Undergraduate Course: Informatics 1 - Object-Oriented Programming (INFR08014)
|School||School of Informatics
||College||College of Science and Engineering
||Availability||Available to all students
|Credit level (Normal year taken)||SCQF Level 8 (Year 1 Undergraduate)
|Home subject area||Informatics
||Other subject area||None
||Taught in Gaelic?||No
|Course description||This course presents a conceptual and practical introduction to object oriented programming, exemplified by Java. As well as providing a grounding in the use of Java, the course will cover general principles of programming in imperative and object oriented frameworks. After completing the course successfully, students will be able to develop programs that support experimentation, simulation and exploration in other parts of the Informatics curriculum (e.g. the capacity to implement, test and observe a particular algorithm).
Information for Visiting Students
|Displayed in Visiting Students Prospectus?||Yes
Course Delivery Information
|Delivery period: 2013/14 Semester 2, Available to all students (SV1)
||Learn enabled: Yes
|Course Start Date
|Breakdown of Learning and Teaching activities (Further Info)
Lecture Hours 10,
Seminar/Tutorial Hours 10,
Supervised Practical/Workshop/Studio Hours 30,
Formative Assessment Hours 3,
Summative Assessment Hours 3,
Programme Level Learning and Teaching Hours 2,
Directed Learning and Independent Learning Hours
|Breakdown of Assessment Methods (Further Info)
||Hours & Minutes
|Main Exam Diet S2 (April/May)||3:00|
|Resit Exam Diet (August)||3:00|
Summary of Intended Learning Outcomes
|1 - Name, explain and apply the core concepts and constructs used in imperative and object-oriented programming.
2 - Given a detailed design, develop a working program that implements the design.
3 - Develop small programs, or components of larger ones, or modify existing ones, to solve clearly defined programming problems.
4 - Given a clearly described component, develop a test set and test code for a component. Use code review and debugging tools to identify the location of a fault in an erroneous program.
5 - Run and analyse a given program; describe how well it works compared to its specification, or identify ways in which it fails.
6 - Apply basic tools to aid in developing programs (e.g. IDE, version control).
|Written Examination 100|
Assessed Assignments 0
Oral Presentations 0
The summative assessment will be by an open-book practical programming examination.
Formative assessment will be used to provide feedback and guidance to students and will take the form of weekly guided programming exercises designed to progressively cover the curriculum and to offer a range of difficulty levels. Students will also be encouraged to develop larger programs of interest to them, in order to challenge themselves to extend their programming skills beyond the basics and to begin to learn to design software.

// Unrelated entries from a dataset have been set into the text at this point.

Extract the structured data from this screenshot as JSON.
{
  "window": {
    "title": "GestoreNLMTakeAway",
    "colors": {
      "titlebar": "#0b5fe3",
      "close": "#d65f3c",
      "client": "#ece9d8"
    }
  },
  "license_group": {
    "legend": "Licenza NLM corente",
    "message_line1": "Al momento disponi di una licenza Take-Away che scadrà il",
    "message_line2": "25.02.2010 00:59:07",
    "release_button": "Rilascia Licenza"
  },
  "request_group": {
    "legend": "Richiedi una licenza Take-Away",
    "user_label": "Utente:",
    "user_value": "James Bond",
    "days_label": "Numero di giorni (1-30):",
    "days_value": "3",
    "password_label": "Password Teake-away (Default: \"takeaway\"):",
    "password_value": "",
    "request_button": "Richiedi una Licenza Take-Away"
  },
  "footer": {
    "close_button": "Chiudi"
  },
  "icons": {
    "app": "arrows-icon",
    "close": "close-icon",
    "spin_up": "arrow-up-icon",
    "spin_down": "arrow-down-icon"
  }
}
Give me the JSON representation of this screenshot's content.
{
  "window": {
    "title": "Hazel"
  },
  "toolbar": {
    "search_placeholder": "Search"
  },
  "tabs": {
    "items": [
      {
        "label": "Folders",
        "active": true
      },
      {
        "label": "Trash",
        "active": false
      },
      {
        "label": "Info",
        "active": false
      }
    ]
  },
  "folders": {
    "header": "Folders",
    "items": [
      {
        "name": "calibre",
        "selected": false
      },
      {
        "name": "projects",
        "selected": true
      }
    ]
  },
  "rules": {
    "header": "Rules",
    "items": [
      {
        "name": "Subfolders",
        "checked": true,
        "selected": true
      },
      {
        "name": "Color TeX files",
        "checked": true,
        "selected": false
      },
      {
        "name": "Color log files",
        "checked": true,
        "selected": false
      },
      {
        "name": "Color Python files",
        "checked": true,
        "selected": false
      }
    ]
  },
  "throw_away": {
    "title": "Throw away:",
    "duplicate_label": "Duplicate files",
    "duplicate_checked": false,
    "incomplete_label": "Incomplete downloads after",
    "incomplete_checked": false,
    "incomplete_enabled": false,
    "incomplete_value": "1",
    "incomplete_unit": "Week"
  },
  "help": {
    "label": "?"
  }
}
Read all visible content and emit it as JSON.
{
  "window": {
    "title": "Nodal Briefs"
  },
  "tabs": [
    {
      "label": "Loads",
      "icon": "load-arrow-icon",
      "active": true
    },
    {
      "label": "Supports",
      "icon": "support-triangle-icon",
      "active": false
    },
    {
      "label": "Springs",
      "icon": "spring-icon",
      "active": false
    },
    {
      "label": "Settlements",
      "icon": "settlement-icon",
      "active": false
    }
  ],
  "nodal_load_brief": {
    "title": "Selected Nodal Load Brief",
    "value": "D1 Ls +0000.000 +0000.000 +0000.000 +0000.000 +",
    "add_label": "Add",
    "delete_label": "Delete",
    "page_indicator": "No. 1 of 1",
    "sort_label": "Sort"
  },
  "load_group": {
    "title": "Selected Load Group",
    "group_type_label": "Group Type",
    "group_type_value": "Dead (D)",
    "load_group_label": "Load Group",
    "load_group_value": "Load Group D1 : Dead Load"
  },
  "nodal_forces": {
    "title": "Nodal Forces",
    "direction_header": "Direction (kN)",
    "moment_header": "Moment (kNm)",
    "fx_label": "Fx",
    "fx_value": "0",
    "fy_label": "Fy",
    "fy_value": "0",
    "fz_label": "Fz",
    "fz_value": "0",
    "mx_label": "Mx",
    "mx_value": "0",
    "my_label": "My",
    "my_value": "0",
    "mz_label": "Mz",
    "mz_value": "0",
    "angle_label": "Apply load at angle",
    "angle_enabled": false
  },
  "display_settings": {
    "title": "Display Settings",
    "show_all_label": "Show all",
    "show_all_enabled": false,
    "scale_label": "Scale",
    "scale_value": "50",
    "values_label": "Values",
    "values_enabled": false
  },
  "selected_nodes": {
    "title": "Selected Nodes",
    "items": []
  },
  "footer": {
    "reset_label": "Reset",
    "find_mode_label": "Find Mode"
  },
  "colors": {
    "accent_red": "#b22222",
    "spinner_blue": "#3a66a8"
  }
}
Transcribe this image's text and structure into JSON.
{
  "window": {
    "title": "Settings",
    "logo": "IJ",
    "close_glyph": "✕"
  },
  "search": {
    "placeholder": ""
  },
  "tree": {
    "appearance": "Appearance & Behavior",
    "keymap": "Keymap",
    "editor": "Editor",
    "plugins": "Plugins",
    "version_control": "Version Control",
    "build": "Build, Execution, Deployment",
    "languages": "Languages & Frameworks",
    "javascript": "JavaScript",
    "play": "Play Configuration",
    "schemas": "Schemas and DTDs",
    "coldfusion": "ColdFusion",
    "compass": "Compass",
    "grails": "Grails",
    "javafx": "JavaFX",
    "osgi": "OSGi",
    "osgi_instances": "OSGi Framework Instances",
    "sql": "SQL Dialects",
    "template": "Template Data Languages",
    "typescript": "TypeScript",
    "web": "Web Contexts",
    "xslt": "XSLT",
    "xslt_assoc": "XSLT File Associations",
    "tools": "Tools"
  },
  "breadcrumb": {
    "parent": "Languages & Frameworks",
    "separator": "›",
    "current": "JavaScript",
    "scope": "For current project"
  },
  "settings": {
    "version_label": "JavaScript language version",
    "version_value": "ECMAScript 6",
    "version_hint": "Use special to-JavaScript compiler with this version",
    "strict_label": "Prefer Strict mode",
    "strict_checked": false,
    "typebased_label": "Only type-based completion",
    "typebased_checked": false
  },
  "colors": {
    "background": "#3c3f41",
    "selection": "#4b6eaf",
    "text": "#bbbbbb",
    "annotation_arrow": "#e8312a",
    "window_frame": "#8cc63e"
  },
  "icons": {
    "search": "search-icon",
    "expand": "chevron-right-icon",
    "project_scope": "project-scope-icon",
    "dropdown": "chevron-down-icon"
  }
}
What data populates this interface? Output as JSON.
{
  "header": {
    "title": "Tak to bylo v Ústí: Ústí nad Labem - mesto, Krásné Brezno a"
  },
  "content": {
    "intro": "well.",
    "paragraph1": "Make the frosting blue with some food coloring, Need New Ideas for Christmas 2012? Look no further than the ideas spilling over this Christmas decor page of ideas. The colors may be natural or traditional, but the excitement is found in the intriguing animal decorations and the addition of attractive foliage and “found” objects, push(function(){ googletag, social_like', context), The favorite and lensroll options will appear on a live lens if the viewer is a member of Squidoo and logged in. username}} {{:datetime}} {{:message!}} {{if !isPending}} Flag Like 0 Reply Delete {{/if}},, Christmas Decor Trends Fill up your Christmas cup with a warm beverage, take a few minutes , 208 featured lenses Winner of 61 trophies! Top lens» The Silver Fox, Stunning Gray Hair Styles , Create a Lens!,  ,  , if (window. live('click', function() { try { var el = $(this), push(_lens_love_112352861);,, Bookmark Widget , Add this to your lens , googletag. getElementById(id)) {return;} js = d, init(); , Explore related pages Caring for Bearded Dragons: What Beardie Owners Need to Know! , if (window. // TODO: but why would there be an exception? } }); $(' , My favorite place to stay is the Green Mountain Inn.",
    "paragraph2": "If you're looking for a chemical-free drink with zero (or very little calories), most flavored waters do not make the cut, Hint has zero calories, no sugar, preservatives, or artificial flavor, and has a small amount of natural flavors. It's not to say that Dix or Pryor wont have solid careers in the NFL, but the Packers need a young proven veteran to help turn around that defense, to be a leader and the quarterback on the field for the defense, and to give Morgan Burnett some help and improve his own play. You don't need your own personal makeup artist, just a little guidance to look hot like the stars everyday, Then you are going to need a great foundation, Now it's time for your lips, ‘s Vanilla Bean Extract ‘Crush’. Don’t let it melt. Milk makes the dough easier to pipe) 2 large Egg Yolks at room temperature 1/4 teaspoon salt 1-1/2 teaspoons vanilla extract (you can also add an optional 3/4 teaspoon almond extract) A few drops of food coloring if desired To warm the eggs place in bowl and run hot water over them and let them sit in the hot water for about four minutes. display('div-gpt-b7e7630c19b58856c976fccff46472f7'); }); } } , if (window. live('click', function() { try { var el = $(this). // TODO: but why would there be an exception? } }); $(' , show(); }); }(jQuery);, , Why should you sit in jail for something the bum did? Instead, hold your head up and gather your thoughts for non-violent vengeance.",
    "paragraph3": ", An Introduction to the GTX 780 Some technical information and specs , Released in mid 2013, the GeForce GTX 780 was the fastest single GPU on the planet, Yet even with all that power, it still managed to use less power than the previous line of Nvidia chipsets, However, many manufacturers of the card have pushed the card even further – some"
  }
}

||An introduction to the concepts of programming using a object oriented programming language.
Relevant QAA Computing Curriculum Sections: to be confirmed
||Addison-Wesley The Java Tutorial: A Short Course on the Basics, 5th Edition, Sharon Zakhour et al. (2013)
Introduction to Programming in Java, Robert Sedgewick & Kevin Wayne (2008),
Timetabled Laboratories: 20
Non-timetabled assessed assignments: 0
Private Study/Other: 62
|Course organiser||Mr Paul Anderson
Tel: (0131 6)51 3241
|Course secretary||Miss Susan Cade
Tel: (0131 6)50 5194
© Copyright 2013 The University of Edinburgh - 13 January 2014 4:26 am